(To do) What you return must match the records below character for character, except that no picture appears.

===============

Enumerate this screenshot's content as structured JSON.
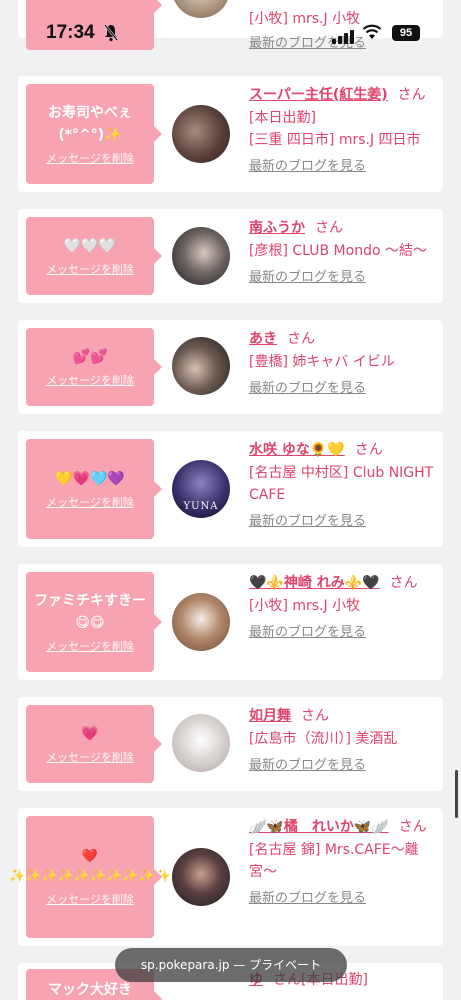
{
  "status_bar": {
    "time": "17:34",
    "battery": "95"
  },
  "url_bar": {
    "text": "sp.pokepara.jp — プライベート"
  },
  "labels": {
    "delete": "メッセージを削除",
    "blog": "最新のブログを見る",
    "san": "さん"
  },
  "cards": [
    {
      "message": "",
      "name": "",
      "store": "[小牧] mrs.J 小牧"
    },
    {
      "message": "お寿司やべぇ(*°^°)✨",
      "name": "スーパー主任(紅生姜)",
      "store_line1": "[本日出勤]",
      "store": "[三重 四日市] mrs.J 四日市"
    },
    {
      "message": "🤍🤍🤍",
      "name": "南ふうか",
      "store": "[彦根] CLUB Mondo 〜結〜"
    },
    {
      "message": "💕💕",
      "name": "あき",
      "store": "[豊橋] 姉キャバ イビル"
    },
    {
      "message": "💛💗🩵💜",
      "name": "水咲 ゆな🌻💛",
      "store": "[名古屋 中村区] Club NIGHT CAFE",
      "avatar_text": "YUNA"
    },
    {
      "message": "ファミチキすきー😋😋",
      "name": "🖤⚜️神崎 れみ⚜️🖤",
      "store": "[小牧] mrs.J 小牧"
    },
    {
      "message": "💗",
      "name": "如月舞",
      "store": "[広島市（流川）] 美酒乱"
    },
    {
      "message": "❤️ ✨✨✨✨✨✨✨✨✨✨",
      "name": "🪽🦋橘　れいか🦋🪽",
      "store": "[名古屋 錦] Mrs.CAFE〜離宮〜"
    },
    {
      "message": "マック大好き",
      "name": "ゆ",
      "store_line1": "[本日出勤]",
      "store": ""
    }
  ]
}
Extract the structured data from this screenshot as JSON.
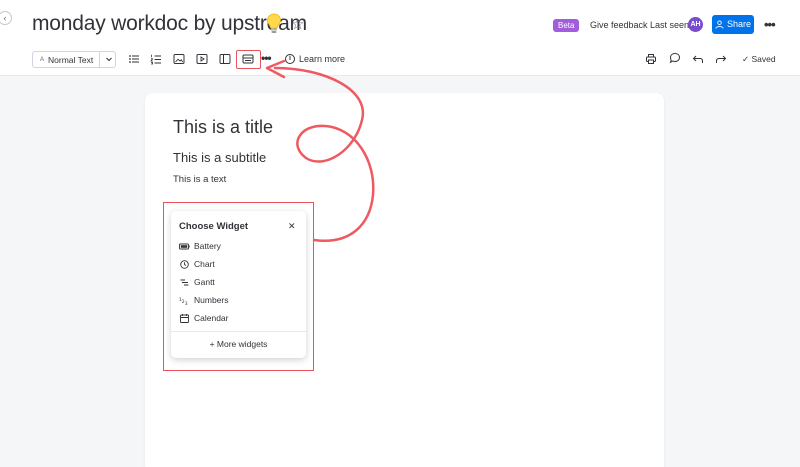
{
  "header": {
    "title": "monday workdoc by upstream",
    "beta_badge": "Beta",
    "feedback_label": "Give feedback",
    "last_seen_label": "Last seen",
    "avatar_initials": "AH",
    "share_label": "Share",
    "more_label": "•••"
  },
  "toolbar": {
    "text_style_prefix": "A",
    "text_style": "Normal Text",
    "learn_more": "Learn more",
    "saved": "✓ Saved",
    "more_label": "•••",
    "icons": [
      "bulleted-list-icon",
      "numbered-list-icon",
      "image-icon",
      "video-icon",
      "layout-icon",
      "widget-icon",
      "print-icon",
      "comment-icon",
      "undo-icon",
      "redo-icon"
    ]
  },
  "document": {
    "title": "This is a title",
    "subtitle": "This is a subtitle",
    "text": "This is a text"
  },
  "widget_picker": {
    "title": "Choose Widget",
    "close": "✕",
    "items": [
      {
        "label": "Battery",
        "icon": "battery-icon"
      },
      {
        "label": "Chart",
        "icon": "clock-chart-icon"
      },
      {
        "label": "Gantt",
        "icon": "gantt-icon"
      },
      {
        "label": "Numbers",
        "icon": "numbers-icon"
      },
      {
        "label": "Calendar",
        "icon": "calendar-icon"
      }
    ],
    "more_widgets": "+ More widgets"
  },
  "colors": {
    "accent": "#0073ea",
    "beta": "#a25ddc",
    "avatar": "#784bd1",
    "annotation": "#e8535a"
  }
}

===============

(Exercise result)
Enumerate this screenshot's content as structured JSON.
{
  "status_bar": {
    "time": "17:34",
    "battery": "95"
  },
  "url_bar": {
    "text": "sp.pokepara.jp — プライベート"
  },
  "labels": {
    "delete": "メッセージを削除",
    "blog": "最新のブログを見る",
    "san": "さん"
  },
  "cards": [
    {
      "message": "",
      "name": "",
      "store": "[小牧] mrs.J 小牧"
    },
    {
      "message": "お寿司やべぇ(*°^°)✨",
      "name": "スーパー主任(紅生姜)",
      "store_line1": "[本日出勤]",
      "store": "[三重 四日市] mrs.J 四日市"
    },
    {
      "message": "🤍🤍🤍",
      "name": "南ふうか",
      "store": "[彦根] CLUB Mondo 〜結〜"
    },
    {
      "message": "💕💕",
      "name": "あき",
      "store": "[豊橋] 姉キャバ イビル"
    },
    {
      "message": "💛💗🩵💜",
      "name": "水咲 ゆな🌻💛",
      "store": "[名古屋 中村区] Club NIGHT CAFE",
      "avatar_text": "YUNA"
    },
    {
      "message": "ファミチキすきー😋😋",
      "name": "🖤⚜️神崎 れみ⚜️🖤",
      "store": "[小牧] mrs.J 小牧"
    },
    {
      "message": "💗",
      "name": "如月舞",
      "store": "[広島市（流川）] 美酒乱"
    },
    {
      "message": "❤️ ✨✨✨✨✨✨✨✨✨✨",
      "name": "🪽🦋橘　れいか🦋🪽",
      "store": "[名古屋 錦] Mrs.CAFE〜離宮〜"
    },
    {
      "message": "マック大好き",
      "name": "ゆ",
      "store_line1": "[本日出勤]",
      "store": ""
    }
  ]
}
Extract the structured data from this screenshot as JSON.
{
  "header": {
    "title": "monday workdoc by upstream",
    "beta_badge": "Beta",
    "feedback_label": "Give feedback",
    "last_seen_label": "Last seen",
    "avatar_initials": "AH",
    "share_label": "Share",
    "more_label": "•••"
  },
  "toolbar": {
    "text_style_prefix": "A",
    "text_style": "Normal Text",
    "learn_more": "Learn more",
    "saved": "✓ Saved",
    "more_label": "•••",
    "icons": [
      "bulleted-list-icon",
      "numbered-list-icon",
      "image-icon",
      "video-icon",
      "layout-icon",
      "widget-icon",
      "print-icon",
      "comment-icon",
      "undo-icon",
      "redo-icon"
    ]
  },
  "document": {
    "title": "This is a title",
    "subtitle": "This is a subtitle",
    "text": "This is a text"
  },
  "widget_picker": {
    "title": "Choose Widget",
    "close": "✕",
    "items": [
      {
        "label": "Battery",
        "icon": "battery-icon"
      },
      {
        "label": "Chart",
        "icon": "clock-chart-icon"
      },
      {
        "label": "Gantt",
        "icon": "gantt-icon"
      },
      {
        "label": "Numbers",
        "icon": "numbers-icon"
      },
      {
        "label": "Calendar",
        "icon": "calendar-icon"
      }
    ],
    "more_widgets": "+ More widgets"
  },
  "colors": {
    "accent": "#0073ea",
    "beta": "#a25ddc",
    "avatar": "#784bd1",
    "annotation": "#e8535a"
  }
}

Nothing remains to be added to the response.